## What you will do
Every record here must be copied exactly, except for the images it holds.

BEGIN Task input

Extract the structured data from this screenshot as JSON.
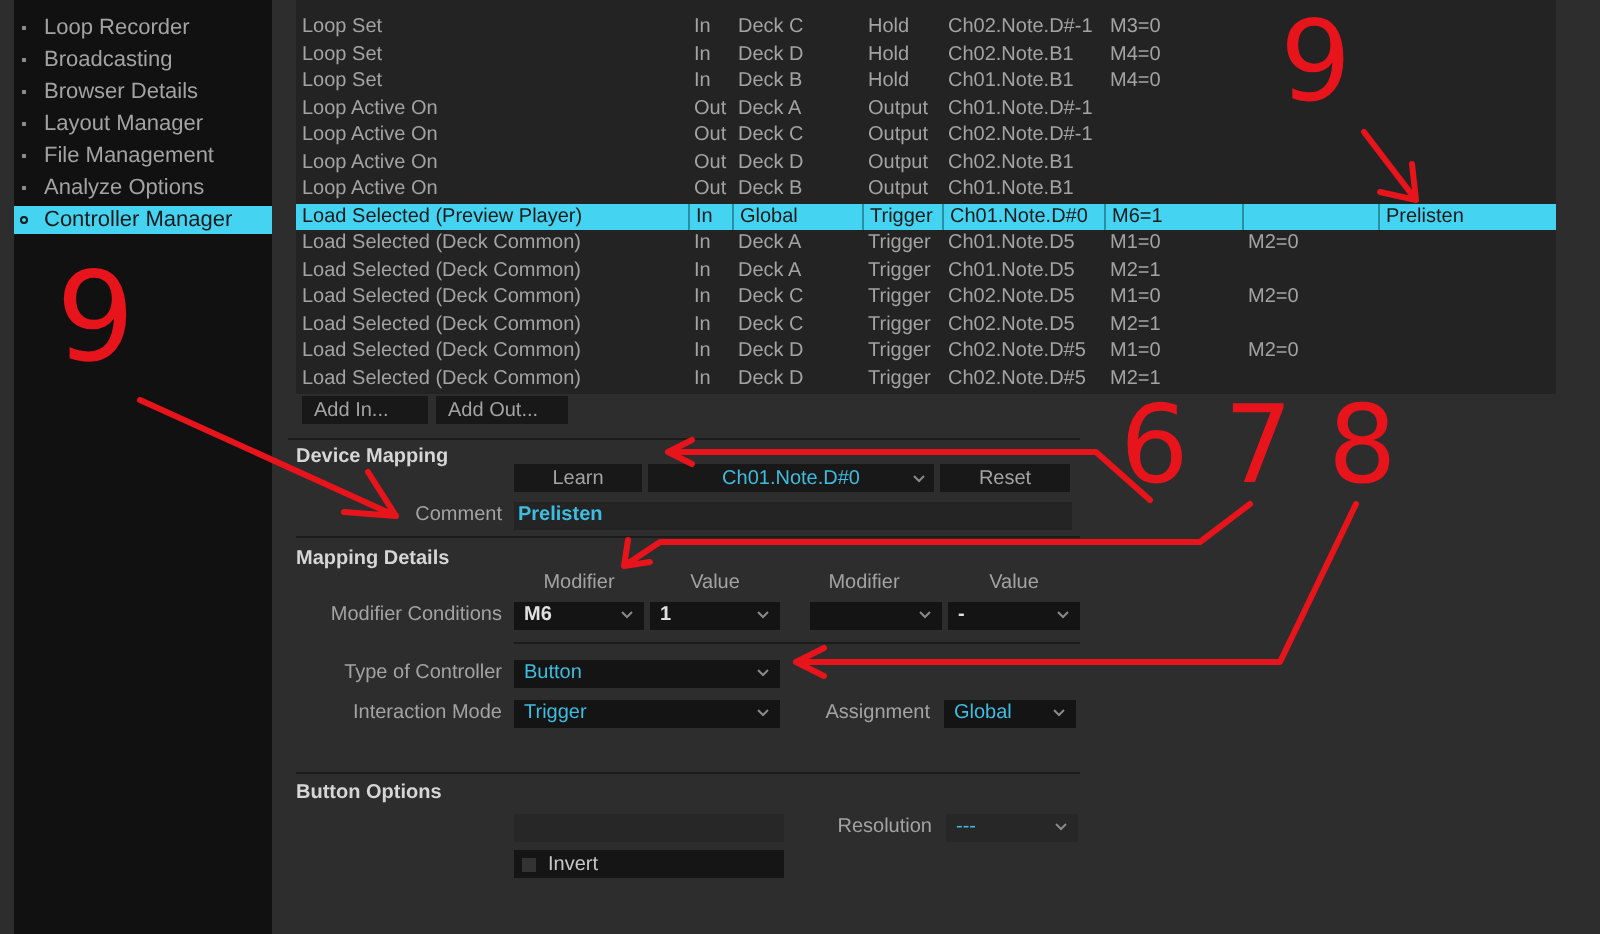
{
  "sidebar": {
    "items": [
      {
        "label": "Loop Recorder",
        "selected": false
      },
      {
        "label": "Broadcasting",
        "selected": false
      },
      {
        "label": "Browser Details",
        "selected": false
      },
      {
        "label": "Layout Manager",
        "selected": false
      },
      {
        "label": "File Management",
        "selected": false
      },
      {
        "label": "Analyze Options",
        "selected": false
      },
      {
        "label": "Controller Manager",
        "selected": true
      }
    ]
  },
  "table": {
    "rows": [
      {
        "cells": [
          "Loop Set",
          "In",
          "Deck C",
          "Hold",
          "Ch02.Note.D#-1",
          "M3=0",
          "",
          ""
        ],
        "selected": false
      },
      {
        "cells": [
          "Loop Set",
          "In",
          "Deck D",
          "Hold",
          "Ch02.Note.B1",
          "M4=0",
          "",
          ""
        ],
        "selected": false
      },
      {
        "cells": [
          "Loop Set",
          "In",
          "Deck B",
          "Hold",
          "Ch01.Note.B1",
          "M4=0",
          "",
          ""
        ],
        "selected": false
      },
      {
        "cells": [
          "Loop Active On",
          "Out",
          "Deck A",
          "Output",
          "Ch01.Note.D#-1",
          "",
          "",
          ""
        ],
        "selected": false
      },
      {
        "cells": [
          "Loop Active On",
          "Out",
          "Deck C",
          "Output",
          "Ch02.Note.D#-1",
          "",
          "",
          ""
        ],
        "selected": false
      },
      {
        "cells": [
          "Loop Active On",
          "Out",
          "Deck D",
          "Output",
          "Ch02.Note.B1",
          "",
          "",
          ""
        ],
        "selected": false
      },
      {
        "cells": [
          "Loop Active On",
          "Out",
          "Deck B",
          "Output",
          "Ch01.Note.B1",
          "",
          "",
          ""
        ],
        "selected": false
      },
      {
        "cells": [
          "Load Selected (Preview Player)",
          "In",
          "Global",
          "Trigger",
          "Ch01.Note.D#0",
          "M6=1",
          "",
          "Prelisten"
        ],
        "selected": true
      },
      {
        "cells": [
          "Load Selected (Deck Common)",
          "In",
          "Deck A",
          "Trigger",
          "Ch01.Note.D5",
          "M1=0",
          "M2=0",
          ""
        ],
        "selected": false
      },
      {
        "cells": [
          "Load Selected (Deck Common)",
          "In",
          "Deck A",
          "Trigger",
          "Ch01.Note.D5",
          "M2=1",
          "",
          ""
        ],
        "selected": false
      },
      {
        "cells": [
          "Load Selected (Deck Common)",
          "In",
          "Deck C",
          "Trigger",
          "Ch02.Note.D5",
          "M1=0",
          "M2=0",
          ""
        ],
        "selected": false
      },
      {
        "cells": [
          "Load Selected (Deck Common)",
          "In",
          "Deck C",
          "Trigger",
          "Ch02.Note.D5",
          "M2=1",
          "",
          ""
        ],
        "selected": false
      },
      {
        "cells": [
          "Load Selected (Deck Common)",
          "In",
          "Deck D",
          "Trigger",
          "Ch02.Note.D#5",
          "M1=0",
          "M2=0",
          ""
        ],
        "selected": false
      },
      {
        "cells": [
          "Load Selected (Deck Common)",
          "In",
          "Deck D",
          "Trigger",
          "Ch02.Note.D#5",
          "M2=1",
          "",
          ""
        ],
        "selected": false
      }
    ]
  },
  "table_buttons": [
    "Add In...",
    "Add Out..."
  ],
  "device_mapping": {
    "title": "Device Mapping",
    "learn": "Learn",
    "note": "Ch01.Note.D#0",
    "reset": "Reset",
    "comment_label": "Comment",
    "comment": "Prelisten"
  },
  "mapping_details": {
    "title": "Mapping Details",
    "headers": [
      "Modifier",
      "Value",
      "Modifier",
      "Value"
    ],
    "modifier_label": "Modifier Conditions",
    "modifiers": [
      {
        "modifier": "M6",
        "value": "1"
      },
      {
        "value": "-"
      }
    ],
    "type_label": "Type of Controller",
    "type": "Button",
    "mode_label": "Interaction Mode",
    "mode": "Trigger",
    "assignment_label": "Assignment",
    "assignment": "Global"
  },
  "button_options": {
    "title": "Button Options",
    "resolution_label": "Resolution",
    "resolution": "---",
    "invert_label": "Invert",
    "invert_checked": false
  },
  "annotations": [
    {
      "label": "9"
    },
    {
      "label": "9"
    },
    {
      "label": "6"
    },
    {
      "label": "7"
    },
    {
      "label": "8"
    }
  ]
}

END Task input

## Finished task
Extract the structured data from this screenshot as JSON.
{
  "sidebar": {
    "items": [
      {
        "label": "Loop Recorder",
        "selected": false
      },
      {
        "label": "Broadcasting",
        "selected": false
      },
      {
        "label": "Browser Details",
        "selected": false
      },
      {
        "label": "Layout Manager",
        "selected": false
      },
      {
        "label": "File Management",
        "selected": false
      },
      {
        "label": "Analyze Options",
        "selected": false
      },
      {
        "label": "Controller Manager",
        "selected": true
      }
    ]
  },
  "table": {
    "rows": [
      {
        "cells": [
          "Loop Set",
          "In",
          "Deck C",
          "Hold",
          "Ch02.Note.D#-1",
          "M3=0",
          "",
          ""
        ],
        "selected": false
      },
      {
        "cells": [
          "Loop Set",
          "In",
          "Deck D",
          "Hold",
          "Ch02.Note.B1",
          "M4=0",
          "",
          ""
        ],
        "selected": false
      },
      {
        "cells": [
          "Loop Set",
          "In",
          "Deck B",
          "Hold",
          "Ch01.Note.B1",
          "M4=0",
          "",
          ""
        ],
        "selected": false
      },
      {
        "cells": [
          "Loop Active On",
          "Out",
          "Deck A",
          "Output",
          "Ch01.Note.D#-1",
          "",
          "",
          ""
        ],
        "selected": false
      },
      {
        "cells": [
          "Loop Active On",
          "Out",
          "Deck C",
          "Output",
          "Ch02.Note.D#-1",
          "",
          "",
          ""
        ],
        "selected": false
      },
      {
        "cells": [
          "Loop Active On",
          "Out",
          "Deck D",
          "Output",
          "Ch02.Note.B1",
          "",
          "",
          ""
        ],
        "selected": false
      },
      {
        "cells": [
          "Loop Active On",
          "Out",
          "Deck B",
          "Output",
          "Ch01.Note.B1",
          "",
          "",
          ""
        ],
        "selected": false
      },
      {
        "cells": [
          "Load Selected (Preview Player)",
          "In",
          "Global",
          "Trigger",
          "Ch01.Note.D#0",
          "M6=1",
          "",
          "Prelisten"
        ],
        "selected": true
      },
      {
        "cells": [
          "Load Selected (Deck Common)",
          "In",
          "Deck A",
          "Trigger",
          "Ch01.Note.D5",
          "M1=0",
          "M2=0",
          ""
        ],
        "selected": false
      },
      {
        "cells": [
          "Load Selected (Deck Common)",
          "In",
          "Deck A",
          "Trigger",
          "Ch01.Note.D5",
          "M2=1",
          "",
          ""
        ],
        "selected": false
      },
      {
        "cells": [
          "Load Selected (Deck Common)",
          "In",
          "Deck C",
          "Trigger",
          "Ch02.Note.D5",
          "M1=0",
          "M2=0",
          ""
        ],
        "selected": false
      },
      {
        "cells": [
          "Load Selected (Deck Common)",
          "In",
          "Deck C",
          "Trigger",
          "Ch02.Note.D5",
          "M2=1",
          "",
          ""
        ],
        "selected": false
      },
      {
        "cells": [
          "Load Selected (Deck Common)",
          "In",
          "Deck D",
          "Trigger",
          "Ch02.Note.D#5",
          "M1=0",
          "M2=0",
          ""
        ],
        "selected": false
      },
      {
        "cells": [
          "Load Selected (Deck Common)",
          "In",
          "Deck D",
          "Trigger",
          "Ch02.Note.D#5",
          "M2=1",
          "",
          ""
        ],
        "selected": false
      }
    ]
  },
  "table_buttons": [
    "Add In...",
    "Add Out..."
  ],
  "device_mapping": {
    "title": "Device Mapping",
    "learn": "Learn",
    "note": "Ch01.Note.D#0",
    "reset": "Reset",
    "comment_label": "Comment",
    "comment": "Prelisten"
  },
  "mapping_details": {
    "title": "Mapping Details",
    "headers": [
      "Modifier",
      "Value",
      "Modifier",
      "Value"
    ],
    "modifier_label": "Modifier Conditions",
    "modifiers": [
      {
        "modifier": "M6",
        "value": "1"
      },
      {
        "value": "-"
      }
    ],
    "type_label": "Type of Controller",
    "type": "Button",
    "mode_label": "Interaction Mode",
    "mode": "Trigger",
    "assignment_label": "Assignment",
    "assignment": "Global"
  },
  "button_options": {
    "title": "Button Options",
    "resolution_label": "Resolution",
    "resolution": "---",
    "invert_label": "Invert",
    "invert_checked": false
  },
  "annotations": [
    {
      "label": "9"
    },
    {
      "label": "9"
    },
    {
      "label": "6"
    },
    {
      "label": "7"
    },
    {
      "label": "8"
    }
  ]
}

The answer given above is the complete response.